17th century Italy was a lively place in many ways. While compositional and instrumental styles and techniques were changing at arguably the fastest rate in western classical music’s history, wars were raging between the various city states, plagues were sweeping across at regular intervals, and [some] musicians were murdering one another...
Disclaimer: The title sounds cool and applies to the composers, but has nothing to do with the music in the programme, which consists of amazing examples of the innovative and wild music of the 17th-century.
(Recorded for Ambronay Editions)
Music by Albertini, Pandolfi Mealli, Stradella, Castaldi
Biber Mystery Sonatas
Heinrich Biber’s fifteen sonatas and passacaglia, commonly referred to as the Mystery or Rosary Sonatas – famous for their use of scordatura, are some of the most remarkable pieces from the mid-baroque.

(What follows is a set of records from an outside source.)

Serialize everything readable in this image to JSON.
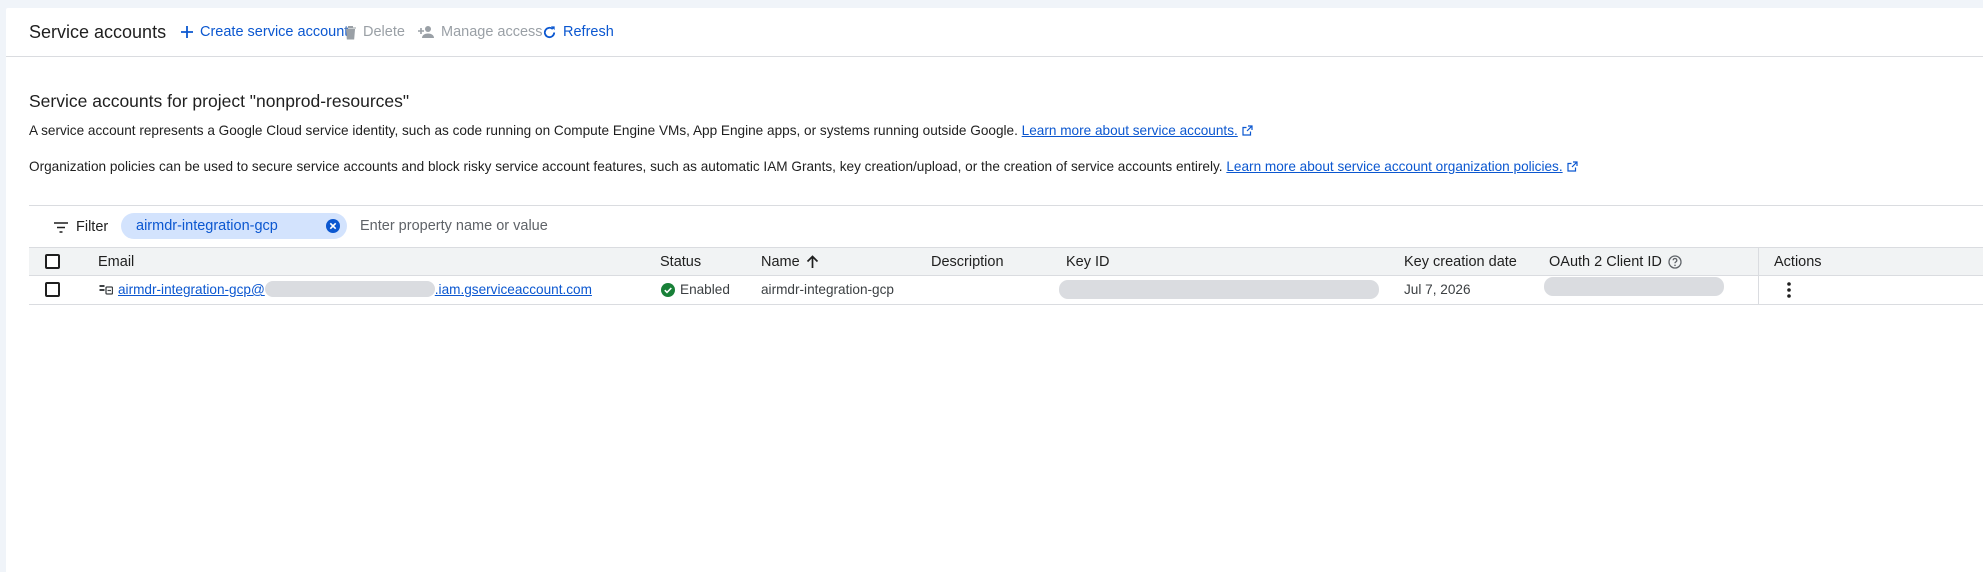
{
  "toolbar": {
    "title": "Service accounts",
    "create_label": "Create service account",
    "delete_label": "Delete",
    "manage_access_label": "Manage access",
    "refresh_label": "Refresh"
  },
  "main": {
    "section_title": "Service accounts for project \"nonprod-resources\"",
    "description": "A service account represents a Google Cloud service identity, such as code running on Compute Engine VMs, App Engine apps, or systems running outside Google.",
    "learn_more_label": "Learn more about service accounts.",
    "policy_text": "Organization policies can be used to secure service accounts and block risky service account features, such as automatic IAM Grants, key creation/upload, or the creation of service accounts entirely.",
    "policy_link_label": "Learn more about service account organization policies."
  },
  "filter": {
    "label": "Filter",
    "chip_value": "airmdr-integration-gcp",
    "placeholder": "Enter property name or value"
  },
  "table": {
    "columns": {
      "email": "Email",
      "status": "Status",
      "name": "Name",
      "description": "Description",
      "key_id": "Key ID",
      "key_creation_date": "Key creation date",
      "oauth_client_id": "OAuth 2 Client ID",
      "actions": "Actions"
    },
    "rows": [
      {
        "email_prefix": "airmdr-integration-gcp@",
        "email_suffix": ".iam.gserviceaccount.com",
        "status": "Enabled",
        "name": "airmdr-integration-gcp",
        "description": "",
        "key_creation_date": "Jul 7, 2026"
      }
    ]
  },
  "colors": {
    "accent": "#0b57d0",
    "chip_bg": "#d3e3fd",
    "status_ok": "#188038",
    "redacted": "#dadce0"
  },
  "icons": {
    "create": "add-icon",
    "delete": "trash-icon",
    "manage_access": "person-add-icon",
    "refresh": "refresh-icon",
    "filter": "filter-lines-icon",
    "chip_close": "close-circle-icon",
    "sort": "arrow-up-icon",
    "help": "help-circle-icon",
    "service_account": "service-account-icon",
    "status": "check-circle-icon",
    "actions": "more-vert-icon",
    "external": "external-link-icon"
  }
}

Split into three parts; the Joyful Mysteries chart events in Jesus’ early life, the Sorrowful Mysteries the events leading to the Cruxifiction, and the Glorious Mysteries the Resurrection up to the Coronation of the Virgin. Repicco’s intimate instrumentation is in keeping with the meditative nature of these sonatas which were intended to accompany prayer.
Rome: The Orpheus and the Hunchback
Rome was the centre of the musical world in the 17th century, even before Corelli. Our programme features the"più valori proffesori di Roma"; lutenist Lelio Colista - known as the "Orpheus of Rome" and violinist Carlo Lonati - the "Hunchback of the Queen" - whose twelve violin sonatas match the virtuosity and beauty of the later Corelli's. Of course no Roman programme is complete without the latter, while no programme with theorbo is complete without a bit of Kapsberger!
Music by Lonati, Corelli, Kapsberger, Colista, Stradella
Verso le Stelle
Music by Pandolfi Mealli, Uccellini, H.I.F. Biber, Corbetta, Marini, etc.
LES MUSICIENS DU ROI-SOLEIL
Music by François Couperin, Robert de Visée, Louis-Gabriel Guillemain
Appena chiudo gl'occhi
Secular cantatas and chamber pieces by Handel and colleagues connected to the Accademia degli Arcadi in Rome by Scarlatti, Corelli and Handel
Music by Handel, Corelli, Lonati, Stradella and Scarlatti